■ WHAT TO WORK ON
Only the lines with "マーケティング戦略立案" in the entries below belong in the answer; please copy them.

++++ SOURCE MATERIAL

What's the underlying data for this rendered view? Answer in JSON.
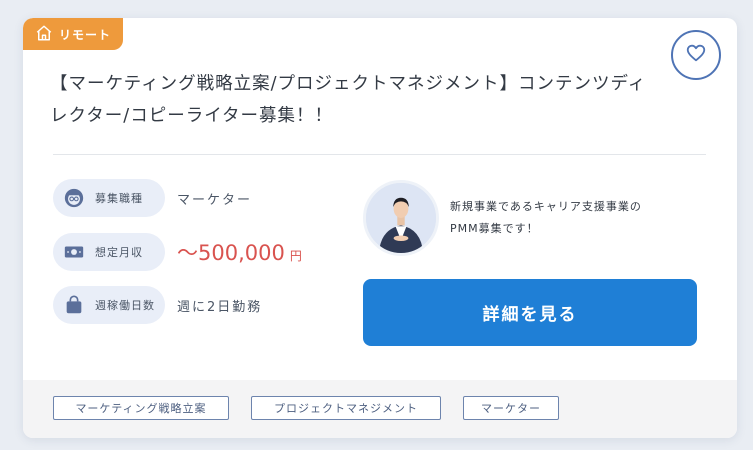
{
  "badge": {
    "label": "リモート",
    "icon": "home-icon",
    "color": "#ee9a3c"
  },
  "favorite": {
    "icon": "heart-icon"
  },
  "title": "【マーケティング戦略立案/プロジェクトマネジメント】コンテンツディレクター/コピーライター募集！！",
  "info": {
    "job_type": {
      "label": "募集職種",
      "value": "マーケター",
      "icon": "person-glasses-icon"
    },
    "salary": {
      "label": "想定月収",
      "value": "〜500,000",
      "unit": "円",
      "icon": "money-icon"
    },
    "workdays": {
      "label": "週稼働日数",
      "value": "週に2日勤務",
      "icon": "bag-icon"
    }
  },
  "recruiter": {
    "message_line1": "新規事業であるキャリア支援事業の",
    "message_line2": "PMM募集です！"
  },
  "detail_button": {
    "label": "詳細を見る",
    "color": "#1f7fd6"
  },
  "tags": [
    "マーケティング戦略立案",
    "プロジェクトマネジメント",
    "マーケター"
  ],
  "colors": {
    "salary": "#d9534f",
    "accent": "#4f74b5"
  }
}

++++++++

■ WRITTEN ANSWER
  "title": "【マーケティング戦略立案/プロジェクトマネジメント】コンテンツディレクター/コピーライター募集！！",
    "マーケティング戦略立案",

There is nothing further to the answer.